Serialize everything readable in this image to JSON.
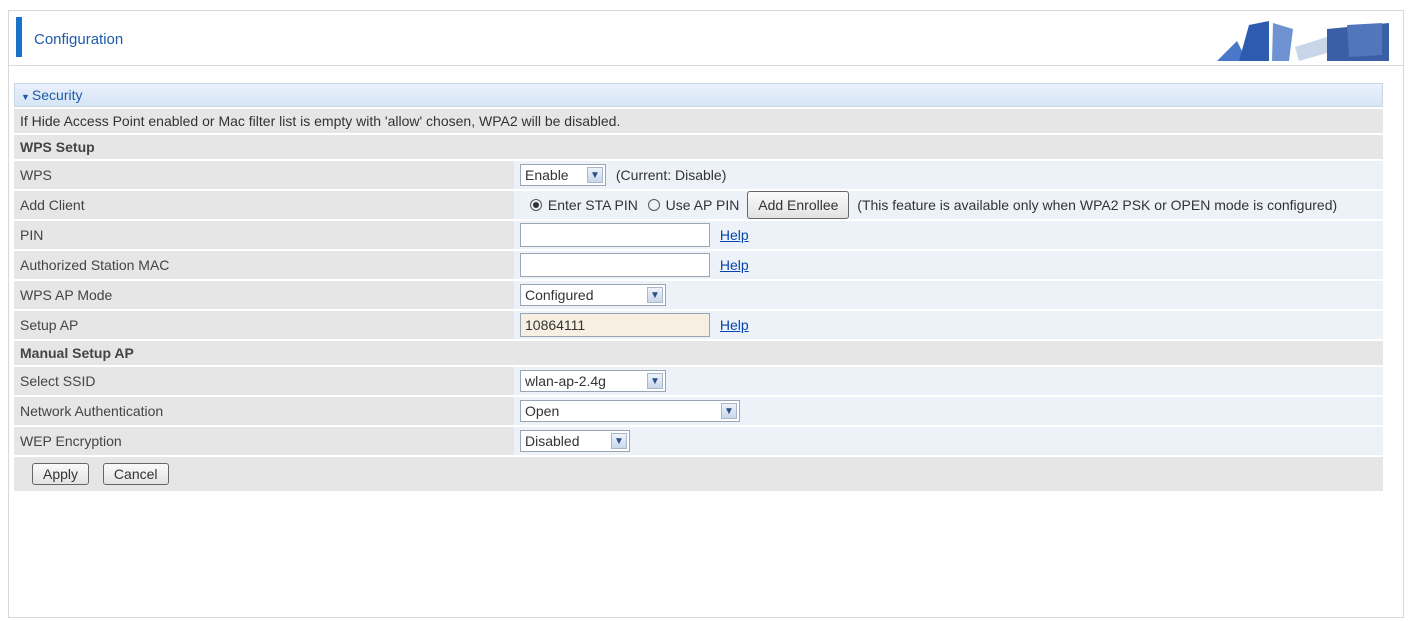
{
  "header": {
    "title": "Configuration"
  },
  "section": {
    "title": "Security"
  },
  "note": "If Hide Access Point enabled or Mac filter list is empty with 'allow' chosen, WPA2 will be disabled.",
  "wps_setup": {
    "heading": "WPS Setup",
    "wps": {
      "label": "WPS",
      "value": "Enable",
      "current": "(Current: Disable)"
    },
    "add_client": {
      "label": "Add Client",
      "opt1": "Enter STA PIN",
      "opt2": "Use AP PIN",
      "button": "Add Enrollee",
      "note": "(This feature is available only when WPA2 PSK or OPEN mode is configured)"
    },
    "pin": {
      "label": "PIN",
      "value": "",
      "help": "Help"
    },
    "auth_mac": {
      "label": "Authorized Station MAC",
      "value": "",
      "help": "Help"
    },
    "ap_mode": {
      "label": "WPS AP Mode",
      "value": "Configured"
    },
    "setup_ap": {
      "label": "Setup AP",
      "value": "10864111",
      "help": "Help"
    }
  },
  "manual": {
    "heading": "Manual Setup AP",
    "ssid": {
      "label": "Select SSID",
      "value": "wlan-ap-2.4g"
    },
    "auth": {
      "label": "Network Authentication",
      "value": "Open"
    },
    "wep": {
      "label": "WEP Encryption",
      "value": "Disabled"
    }
  },
  "buttons": {
    "apply": "Apply",
    "cancel": "Cancel"
  },
  "colors": {
    "accent": "#1a73c8",
    "link": "#0645ad",
    "label_bg": "#e6e6e6",
    "field_bg": "#edf2f9"
  }
}
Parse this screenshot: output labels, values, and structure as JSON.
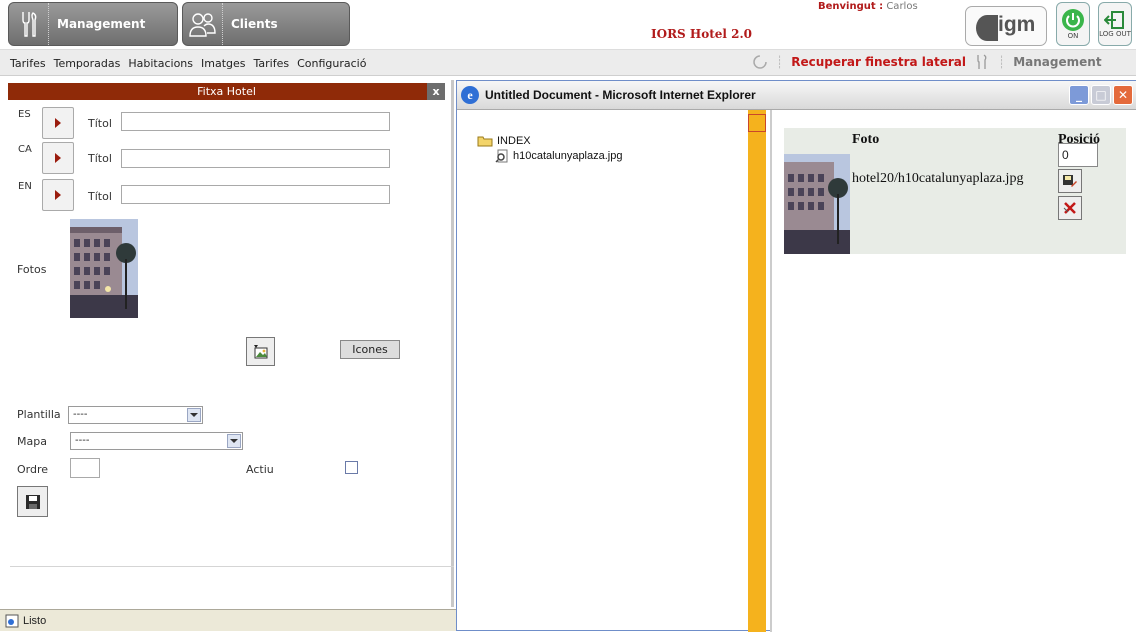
{
  "header": {
    "management_label": "Management",
    "clients_label": "Clients",
    "app_title": "IORS Hotel 2.0",
    "welcome_prefix": "Benvingut :",
    "welcome_user": "Carlos",
    "logo_text": "igm",
    "on_label": "ON",
    "logout_label": "LOG OUT"
  },
  "menu": {
    "items": [
      "Tarifes",
      "Temporadas",
      "Habitacions",
      "Imatges",
      "Tarifes",
      "Configuració"
    ],
    "recover_label": "Recuperar finestra lateral",
    "management_label": "Management"
  },
  "panel": {
    "title": "Fitxa Hotel",
    "close": "x",
    "languages": [
      {
        "code": "ES",
        "field_label": "Títol",
        "value": ""
      },
      {
        "code": "CA",
        "field_label": "Títol",
        "value": ""
      },
      {
        "code": "EN",
        "field_label": "Títol",
        "value": ""
      }
    ],
    "fotos_label": "Fotos",
    "icones_label": "Icones",
    "plantilla_label": "Plantilla",
    "plantilla_value": "----",
    "mapa_label": "Mapa",
    "mapa_value": "----",
    "ordre_label": "Ordre",
    "ordre_value": "",
    "actiu_label": "Actiu",
    "actiu_checked": false
  },
  "statusbar": {
    "text": "Listo"
  },
  "ie_window": {
    "title": "Untitled Document - Microsoft Internet Explorer",
    "tree": {
      "root": "INDEX",
      "file": "h10catalunyaplaza.jpg"
    },
    "gallery": {
      "col_foto": "Foto",
      "col_posicio": "Posició",
      "file_path": "hotel20/h10catalunyaplaza.jpg",
      "position_value": "0"
    }
  },
  "colors": {
    "brand_red": "#b11b1b",
    "panel_header": "#8f2a08",
    "ie_orange": "#f5b21d",
    "ie_titlebar_buttons": "#e46a3b"
  }
}
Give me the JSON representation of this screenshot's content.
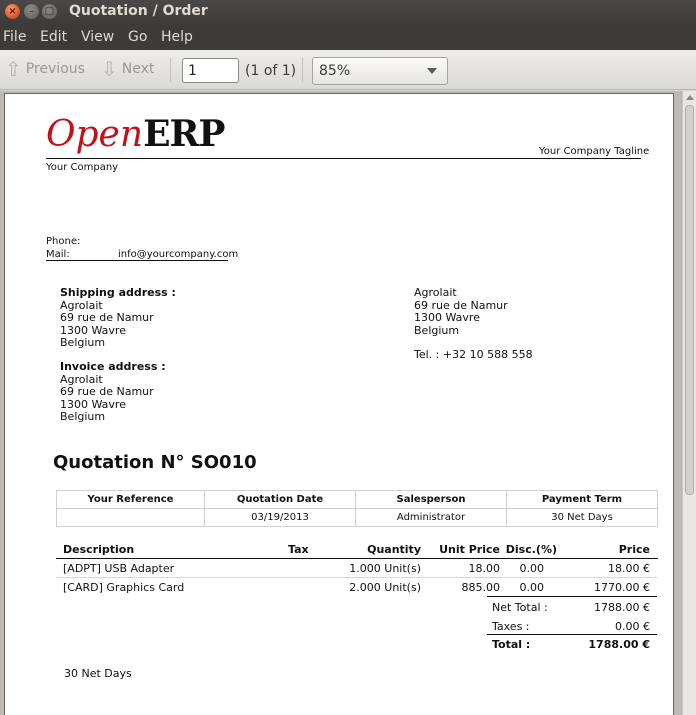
{
  "window": {
    "title": "Quotation / Order"
  },
  "menu": [
    "File",
    "Edit",
    "View",
    "Go",
    "Help"
  ],
  "toolbar": {
    "previous": "Previous",
    "next": "Next",
    "page_value": "1",
    "page_of": "(1 of 1)",
    "zoom": "85%"
  },
  "doc": {
    "logo_open": "Open",
    "logo_erp": "ERP",
    "tagline": "Your Company Tagline",
    "company": "Your Company",
    "phone_label": "Phone:",
    "mail_label": "Mail:",
    "mail_value": "info@yourcompany.com",
    "shipping_title": "Shipping address :",
    "shipping": [
      "Agrolait",
      "69 rue de Namur",
      "1300 Wavre",
      "Belgium"
    ],
    "invoice_title": "Invoice address :",
    "invoice": [
      "Agrolait",
      "69 rue de Namur",
      "1300 Wavre",
      "Belgium"
    ],
    "partner": [
      "Agrolait",
      "69 rue de Namur",
      "1300 Wavre",
      "Belgium"
    ],
    "partner_tel": "Tel. : +32 10 588 558",
    "quotation_title": "Quotation N° SO010",
    "info_headers": [
      "Your Reference",
      "Quotation Date",
      "Salesperson",
      "Payment Term"
    ],
    "info_values": [
      "",
      "03/19/2013",
      "Administrator",
      "30 Net Days"
    ],
    "line_headers": {
      "description": "Description",
      "tax": "Tax",
      "quantity": "Quantity",
      "unit_price": "Unit Price",
      "disc": "Disc.(%)",
      "price": "Price"
    },
    "lines": [
      {
        "description": "[ADPT] USB Adapter",
        "tax": "",
        "quantity": "1.000 Unit(s)",
        "unit_price": "18.00",
        "disc": "0.00",
        "price": "18.00 €"
      },
      {
        "description": "[CARD] Graphics Card",
        "tax": "",
        "quantity": "2.000 Unit(s)",
        "unit_price": "885.00",
        "disc": "0.00",
        "price": "1770.00 €"
      }
    ],
    "net_total_label": "Net Total :",
    "net_total": "1788.00 €",
    "taxes_label": "Taxes :",
    "taxes": "0.00 €",
    "total_label": "Total :",
    "total": "1788.00 €",
    "payment_note": "30 Net Days"
  }
}
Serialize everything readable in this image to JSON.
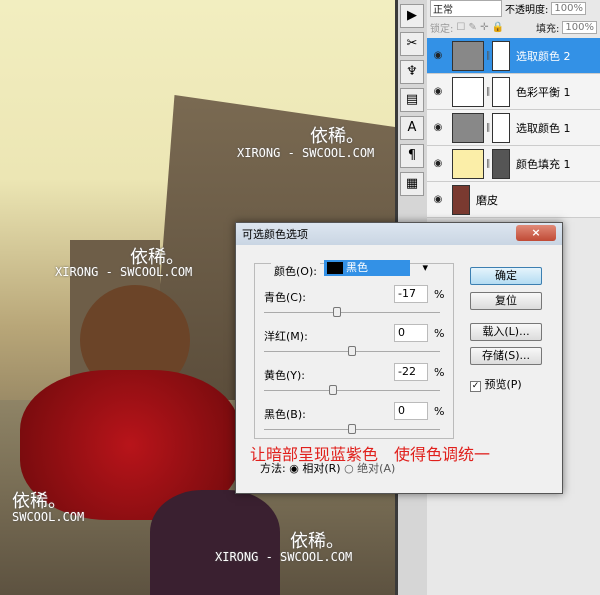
{
  "watermarks": {
    "a_cn": "依稀。",
    "a_en": "XIRONG - SWCOOL.COM",
    "b_cn": "依稀。",
    "b_en": "XIRONG - SWCOOL.COM",
    "c_cn": "依稀。",
    "c_en": "SWCOOL.COM",
    "d_cn": "依稀。",
    "d_en": "XIRONG - SWCOOL.COM"
  },
  "layers_panel": {
    "blend_mode": "正常",
    "opacity_label": "不透明度:",
    "opacity": "100%",
    "lock_label": "锁定:",
    "fill_label": "填充:",
    "fill": "100%",
    "layers": [
      {
        "name": "选取颜色 2",
        "selected": true
      },
      {
        "name": "色彩平衡 1"
      },
      {
        "name": "选取颜色 1"
      },
      {
        "name": "颜色填充 1"
      },
      {
        "name": "磨皮"
      }
    ]
  },
  "dialog": {
    "title": "可选颜色选项",
    "close": "×",
    "color_label": "颜色(O):",
    "color_value": "黑色",
    "sliders": [
      {
        "label": "青色(C):",
        "value": "-17"
      },
      {
        "label": "洋红(M):",
        "value": "0"
      },
      {
        "label": "黄色(Y):",
        "value": "-22"
      },
      {
        "label": "黑色(B):",
        "value": "0"
      }
    ],
    "pct": "%",
    "ok": "确定",
    "reset": "复位",
    "load": "载入(L)...",
    "save": "存储(S)...",
    "preview": "预览(P)",
    "preview_checked": true,
    "method_label": "方法:",
    "relative": "相对(R)",
    "absolute": "绝对(A)",
    "method_selected": "relative",
    "caption": "让暗部呈现蓝紫色　使得色调统一"
  },
  "colors": {
    "accent": "#3391e6",
    "caption": "#e0201c"
  }
}
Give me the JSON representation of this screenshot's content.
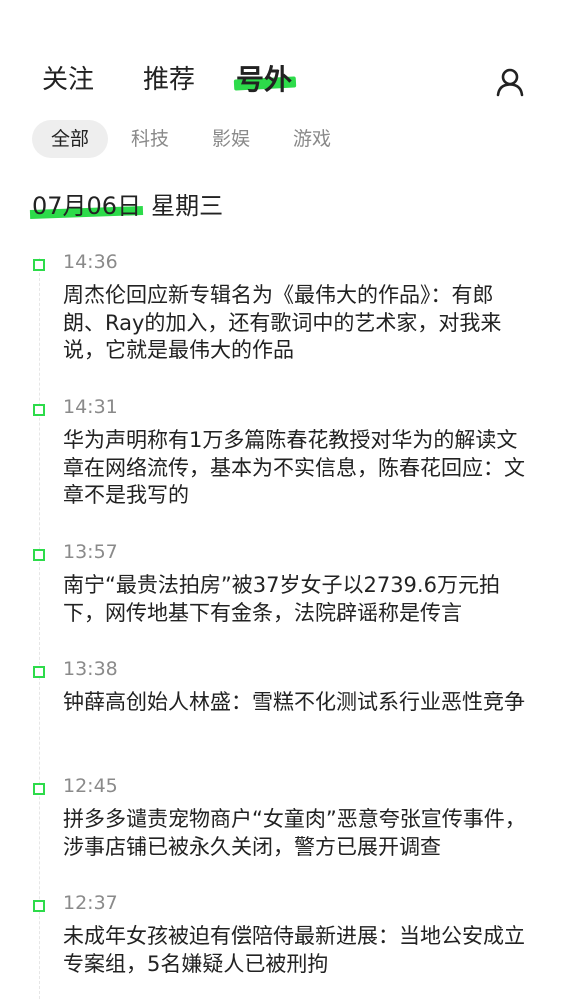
{
  "topnav": {
    "tabs": [
      {
        "label": "关注"
      },
      {
        "label": "推荐"
      },
      {
        "label": "号外",
        "active": true
      }
    ],
    "user_icon": "user-icon"
  },
  "categories": [
    {
      "label": "全部",
      "active": true
    },
    {
      "label": "科技"
    },
    {
      "label": "影娱"
    },
    {
      "label": "游戏"
    }
  ],
  "date_header": {
    "date": "07月06日",
    "weekday": "星期三"
  },
  "accent_color": "#2ddb4a",
  "news": [
    {
      "time": "14:36",
      "title": "周杰伦回应新专辑名为《最伟大的作品》：有郎朗、Ray的加入，还有歌词中的艺术家，对我来说，它就是最伟大的作品"
    },
    {
      "time": "14:31",
      "title": "华为声明称有1万多篇陈春花教授对华为的解读文章在网络流传，基本为不实信息，陈春花回应：文章不是我写的"
    },
    {
      "time": "13:57",
      "title": "南宁“最贵法拍房”被37岁女子以2739.6万元拍下，网传地基下有金条，法院辟谣称是传言"
    },
    {
      "time": "13:38",
      "title": "钟薛高创始人林盛：雪糕不化测试系行业恶性竞争"
    },
    {
      "time": "12:45",
      "title": "拼多多谴责宠物商户“女童肉”恶意夸张宣传事件，涉事店铺已被永久关闭，警方已展开调查"
    },
    {
      "time": "12:37",
      "title": "未成年女孩被迫有偿陪侍最新进展：当地公安成立专案组，5名嫌疑人已被刑拘"
    }
  ]
}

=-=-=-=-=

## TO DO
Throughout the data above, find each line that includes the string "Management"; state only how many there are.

## ANSWER BOX
2